**Problem to solve:**
Repeat each entry exactly; omit all pictures.

**Information supplied:**
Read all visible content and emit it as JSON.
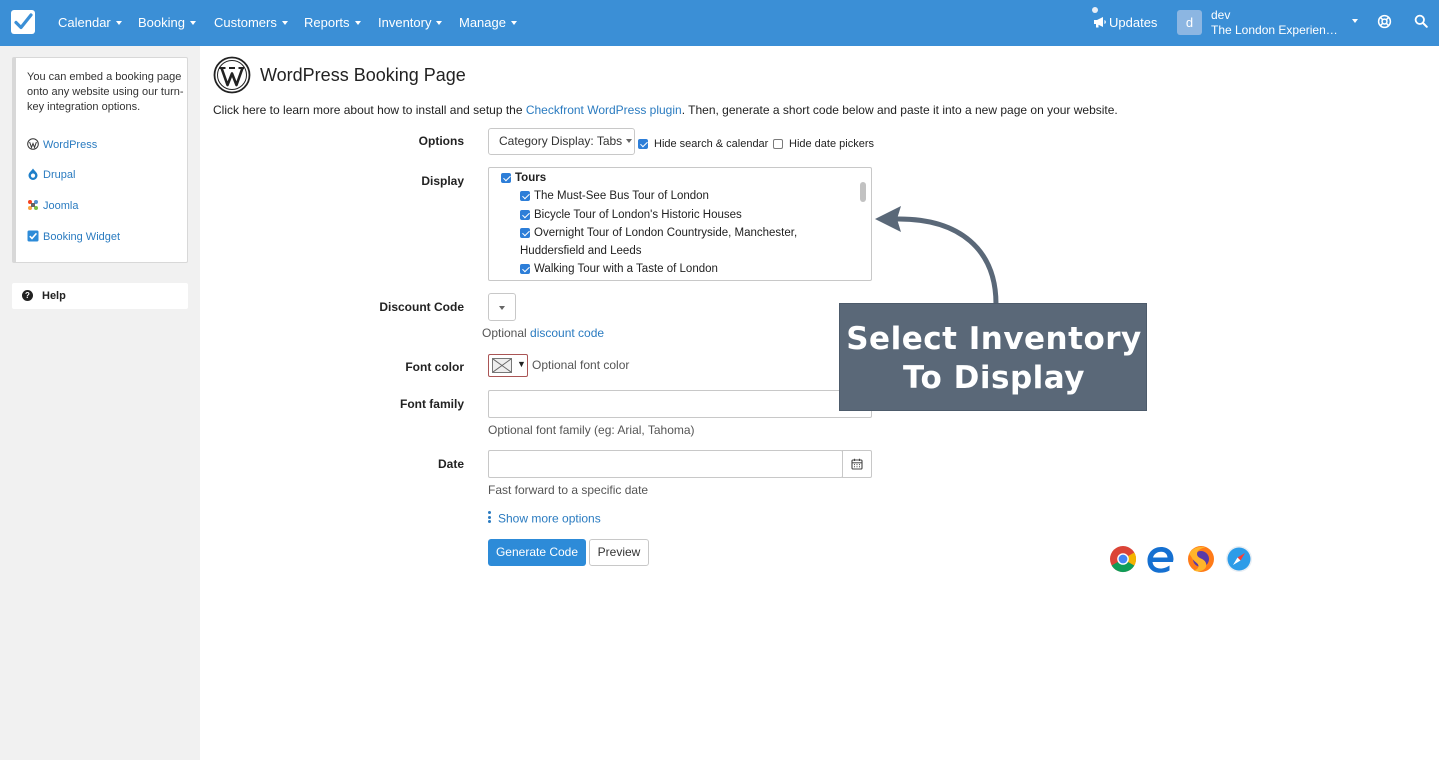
{
  "topnav": {
    "items": [
      {
        "label": "Calendar"
      },
      {
        "label": "Booking"
      },
      {
        "label": "Customers"
      },
      {
        "label": "Reports"
      },
      {
        "label": "Inventory"
      },
      {
        "label": "Manage"
      }
    ],
    "updates_label": "Updates",
    "avatar_letter": "d",
    "user_name": "dev",
    "user_org": "The London Experience Ltd"
  },
  "sidebar": {
    "embed_text": "You can embed a booking page onto any website using our turn-key integration options.",
    "links": [
      {
        "label": "WordPress",
        "icon": "wordpress-icon"
      },
      {
        "label": "Drupal",
        "icon": "drupal-icon"
      },
      {
        "label": "Joomla",
        "icon": "joomla-icon"
      },
      {
        "label": "Booking Widget",
        "icon": "checkmark-icon"
      }
    ],
    "help_label": "Help"
  },
  "main": {
    "title": "WordPress Booking Page",
    "intro_before": "Click here to learn more about how to install and setup the ",
    "intro_link": "Checkfront WordPress plugin",
    "intro_after": ". Then, generate a short code below and paste it into a new page on your website.",
    "options": {
      "label": "Options",
      "dropdown_value": "Category Display: Tabs",
      "hide_search_label": "Hide search & calendar",
      "hide_search_checked": true,
      "hide_pickers_label": "Hide date pickers",
      "hide_pickers_checked": false
    },
    "display": {
      "label": "Display",
      "category": "Tours",
      "items": [
        "The Must-See Bus Tour of London",
        "Bicycle Tour of London's Historic Houses",
        "Overnight Tour of London Countryside, Manchester,",
        "Huddersfield and Leeds",
        "Walking Tour with a Taste of London"
      ]
    },
    "discount": {
      "label": "Discount Code",
      "help_before": "Optional ",
      "help_link": "discount code"
    },
    "font_color": {
      "label": "Font color",
      "help": "Optional font color"
    },
    "font_family": {
      "label": "Font family",
      "value": "",
      "help": "Optional font family (eg: Arial, Tahoma)"
    },
    "date": {
      "label": "Date",
      "value": "",
      "help": "Fast forward to a specific date"
    },
    "show_more_label": "Show more options",
    "generate_label": "Generate Code",
    "preview_label": "Preview"
  },
  "callout": {
    "line1": "Select Inventory",
    "line2": "To Display"
  },
  "colors": {
    "nav_bg": "#3b8fd6",
    "link": "#2a7bc0",
    "primary_button": "#2d8bd8",
    "callout_bg": "#5a6878"
  }
}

**Response area:**
Read all visible content and emit it as JSON.
{
  "topnav": {
    "items": [
      {
        "label": "Calendar"
      },
      {
        "label": "Booking"
      },
      {
        "label": "Customers"
      },
      {
        "label": "Reports"
      },
      {
        "label": "Inventory"
      },
      {
        "label": "Manage"
      }
    ],
    "updates_label": "Updates",
    "avatar_letter": "d",
    "user_name": "dev",
    "user_org": "The London Experience Ltd"
  },
  "sidebar": {
    "embed_text": "You can embed a booking page onto any website using our turn-key integration options.",
    "links": [
      {
        "label": "WordPress",
        "icon": "wordpress-icon"
      },
      {
        "label": "Drupal",
        "icon": "drupal-icon"
      },
      {
        "label": "Joomla",
        "icon": "joomla-icon"
      },
      {
        "label": "Booking Widget",
        "icon": "checkmark-icon"
      }
    ],
    "help_label": "Help"
  },
  "main": {
    "title": "WordPress Booking Page",
    "intro_before": "Click here to learn more about how to install and setup the ",
    "intro_link": "Checkfront WordPress plugin",
    "intro_after": ". Then, generate a short code below and paste it into a new page on your website.",
    "options": {
      "label": "Options",
      "dropdown_value": "Category Display: Tabs",
      "hide_search_label": "Hide search & calendar",
      "hide_search_checked": true,
      "hide_pickers_label": "Hide date pickers",
      "hide_pickers_checked": false
    },
    "display": {
      "label": "Display",
      "category": "Tours",
      "items": [
        "The Must-See Bus Tour of London",
        "Bicycle Tour of London's Historic Houses",
        "Overnight Tour of London Countryside, Manchester,",
        "Huddersfield and Leeds",
        "Walking Tour with a Taste of London"
      ]
    },
    "discount": {
      "label": "Discount Code",
      "help_before": "Optional ",
      "help_link": "discount code"
    },
    "font_color": {
      "label": "Font color",
      "help": "Optional font color"
    },
    "font_family": {
      "label": "Font family",
      "value": "",
      "help": "Optional font family (eg: Arial, Tahoma)"
    },
    "date": {
      "label": "Date",
      "value": "",
      "help": "Fast forward to a specific date"
    },
    "show_more_label": "Show more options",
    "generate_label": "Generate Code",
    "preview_label": "Preview"
  },
  "callout": {
    "line1": "Select Inventory",
    "line2": "To Display"
  },
  "colors": {
    "nav_bg": "#3b8fd6",
    "link": "#2a7bc0",
    "primary_button": "#2d8bd8",
    "callout_bg": "#5a6878"
  }
}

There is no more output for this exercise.